Local Preconditioning

For more information see webpage for preconditioning in CFD

An Overview

Local preconditioning is a technique to remove stiffness from a system of equations. In the context of the CFD community, typically the set of time-dependent, Reynolds-averaged, ``Navier-Stokes'' equations are solved in an iterative fashion to achieve a steady-state solution. Although only the steady-state solution is desired, the time-dependent equations are employed so that the system retains the desirable property of hyperbolicity (with respect to time) for all Mach numbers. Thus, the system has real eigenvalues and is comprised of wave-like solutions.

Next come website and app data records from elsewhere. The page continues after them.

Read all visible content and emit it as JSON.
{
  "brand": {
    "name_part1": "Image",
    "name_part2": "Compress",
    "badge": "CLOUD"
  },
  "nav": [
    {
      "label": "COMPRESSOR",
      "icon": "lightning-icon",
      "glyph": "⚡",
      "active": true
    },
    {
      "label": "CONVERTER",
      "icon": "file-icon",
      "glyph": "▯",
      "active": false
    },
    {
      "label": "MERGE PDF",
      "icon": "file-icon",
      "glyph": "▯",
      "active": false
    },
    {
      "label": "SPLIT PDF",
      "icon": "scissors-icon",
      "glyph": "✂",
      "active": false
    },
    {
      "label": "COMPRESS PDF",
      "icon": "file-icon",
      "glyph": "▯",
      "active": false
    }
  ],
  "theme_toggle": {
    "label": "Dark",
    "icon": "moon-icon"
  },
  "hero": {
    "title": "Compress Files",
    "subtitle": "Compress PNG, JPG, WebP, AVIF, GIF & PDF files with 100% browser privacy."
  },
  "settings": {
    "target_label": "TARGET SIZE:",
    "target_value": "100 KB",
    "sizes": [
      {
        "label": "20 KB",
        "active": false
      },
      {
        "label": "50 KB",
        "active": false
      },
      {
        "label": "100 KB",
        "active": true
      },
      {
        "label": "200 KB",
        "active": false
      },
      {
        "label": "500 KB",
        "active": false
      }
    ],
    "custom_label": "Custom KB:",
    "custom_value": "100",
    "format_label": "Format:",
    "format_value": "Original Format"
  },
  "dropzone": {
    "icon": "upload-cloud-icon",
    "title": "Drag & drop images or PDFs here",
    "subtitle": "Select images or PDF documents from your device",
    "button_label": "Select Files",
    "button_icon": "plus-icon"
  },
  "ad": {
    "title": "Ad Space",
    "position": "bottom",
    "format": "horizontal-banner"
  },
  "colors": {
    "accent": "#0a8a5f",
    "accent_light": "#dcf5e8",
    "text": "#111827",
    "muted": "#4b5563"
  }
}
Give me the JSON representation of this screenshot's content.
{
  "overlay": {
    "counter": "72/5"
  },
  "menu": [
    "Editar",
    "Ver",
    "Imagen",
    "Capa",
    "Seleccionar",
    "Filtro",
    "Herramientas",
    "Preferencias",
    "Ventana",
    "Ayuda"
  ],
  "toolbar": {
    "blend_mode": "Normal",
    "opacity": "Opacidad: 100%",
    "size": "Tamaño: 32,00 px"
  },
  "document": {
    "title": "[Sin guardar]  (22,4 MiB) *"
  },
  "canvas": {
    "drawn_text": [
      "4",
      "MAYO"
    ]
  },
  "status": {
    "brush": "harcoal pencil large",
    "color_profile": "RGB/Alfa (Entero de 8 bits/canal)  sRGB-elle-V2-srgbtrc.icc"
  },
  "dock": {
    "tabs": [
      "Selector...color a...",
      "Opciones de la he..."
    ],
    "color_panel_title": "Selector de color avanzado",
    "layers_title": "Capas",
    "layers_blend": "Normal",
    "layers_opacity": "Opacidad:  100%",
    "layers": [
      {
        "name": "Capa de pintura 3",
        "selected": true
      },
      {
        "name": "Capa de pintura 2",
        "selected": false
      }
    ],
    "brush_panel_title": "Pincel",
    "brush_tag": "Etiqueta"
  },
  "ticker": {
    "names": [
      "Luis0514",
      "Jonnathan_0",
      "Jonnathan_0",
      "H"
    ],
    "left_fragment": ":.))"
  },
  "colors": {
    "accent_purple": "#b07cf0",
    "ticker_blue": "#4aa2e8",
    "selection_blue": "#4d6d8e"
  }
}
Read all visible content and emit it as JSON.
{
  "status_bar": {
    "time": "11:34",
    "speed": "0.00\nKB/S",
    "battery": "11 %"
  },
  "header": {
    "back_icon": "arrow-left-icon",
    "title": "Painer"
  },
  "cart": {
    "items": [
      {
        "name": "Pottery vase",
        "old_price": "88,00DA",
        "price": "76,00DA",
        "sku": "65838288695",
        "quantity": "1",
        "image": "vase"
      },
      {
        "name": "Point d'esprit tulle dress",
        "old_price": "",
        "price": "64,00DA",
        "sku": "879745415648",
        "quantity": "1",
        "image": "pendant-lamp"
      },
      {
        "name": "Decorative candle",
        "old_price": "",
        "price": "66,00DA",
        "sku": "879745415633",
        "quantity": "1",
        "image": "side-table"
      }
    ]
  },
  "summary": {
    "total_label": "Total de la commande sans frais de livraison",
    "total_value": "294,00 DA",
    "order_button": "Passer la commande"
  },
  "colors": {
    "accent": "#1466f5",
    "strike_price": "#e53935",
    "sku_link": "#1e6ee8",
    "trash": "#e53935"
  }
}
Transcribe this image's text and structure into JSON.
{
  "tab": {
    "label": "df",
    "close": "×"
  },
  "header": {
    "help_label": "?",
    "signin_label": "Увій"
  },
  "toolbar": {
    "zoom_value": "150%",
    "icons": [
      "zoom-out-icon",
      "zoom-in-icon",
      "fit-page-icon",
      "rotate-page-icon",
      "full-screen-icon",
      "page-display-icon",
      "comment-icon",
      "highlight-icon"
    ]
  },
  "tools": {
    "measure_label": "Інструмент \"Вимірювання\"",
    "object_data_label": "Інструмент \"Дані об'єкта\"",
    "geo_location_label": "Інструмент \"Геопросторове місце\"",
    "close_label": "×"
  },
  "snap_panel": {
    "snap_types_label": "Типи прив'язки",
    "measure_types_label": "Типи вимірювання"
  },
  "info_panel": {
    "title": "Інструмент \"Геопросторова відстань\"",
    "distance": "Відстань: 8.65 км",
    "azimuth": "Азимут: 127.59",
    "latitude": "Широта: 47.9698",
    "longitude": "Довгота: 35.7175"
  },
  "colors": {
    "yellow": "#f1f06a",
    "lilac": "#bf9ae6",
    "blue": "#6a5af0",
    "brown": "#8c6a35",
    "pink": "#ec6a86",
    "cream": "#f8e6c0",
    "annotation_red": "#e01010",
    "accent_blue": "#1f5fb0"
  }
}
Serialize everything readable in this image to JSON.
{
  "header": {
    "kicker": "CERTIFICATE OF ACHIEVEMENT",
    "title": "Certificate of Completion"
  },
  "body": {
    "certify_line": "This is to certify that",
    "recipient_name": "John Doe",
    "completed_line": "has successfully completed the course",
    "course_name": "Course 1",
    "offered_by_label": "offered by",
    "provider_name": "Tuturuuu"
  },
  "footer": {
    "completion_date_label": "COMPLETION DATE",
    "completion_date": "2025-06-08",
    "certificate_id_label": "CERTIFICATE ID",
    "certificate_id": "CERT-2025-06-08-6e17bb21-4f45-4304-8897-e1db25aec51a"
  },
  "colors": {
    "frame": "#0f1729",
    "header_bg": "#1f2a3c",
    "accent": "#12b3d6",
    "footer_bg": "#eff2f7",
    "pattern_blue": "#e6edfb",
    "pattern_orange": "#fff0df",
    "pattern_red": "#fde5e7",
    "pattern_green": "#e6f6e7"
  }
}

condition number plot However, convergence to steady-state is impaired for low Mach number regions due to the spread in the characteristic wave speeds, e.g., q, q+a, and q-a, where q is the total flow speed and a is the speed of sound. The ratio of the largest to smallest wave speed is termed the condition number, K, and serves as a measure of "stiffness". In the plot of condition number versus Mach number shown at the right, the solid line represents the Euler equations while the dashed line represents the Euler equations preconditioned with the Van Leer-Lee-Roe preconditioner. As shown by the solid line, stiffness occurs in both the subsonic and transonic regimes; and, as Mach increases, the condition number approaches the ideal condition number: unity. The dashed line shows that is it is possible to completely eliminate the subsonic stiffness region, greatly reduce the transonic stiffness region, and, in general, substantially reduce the condition number for the system of equations.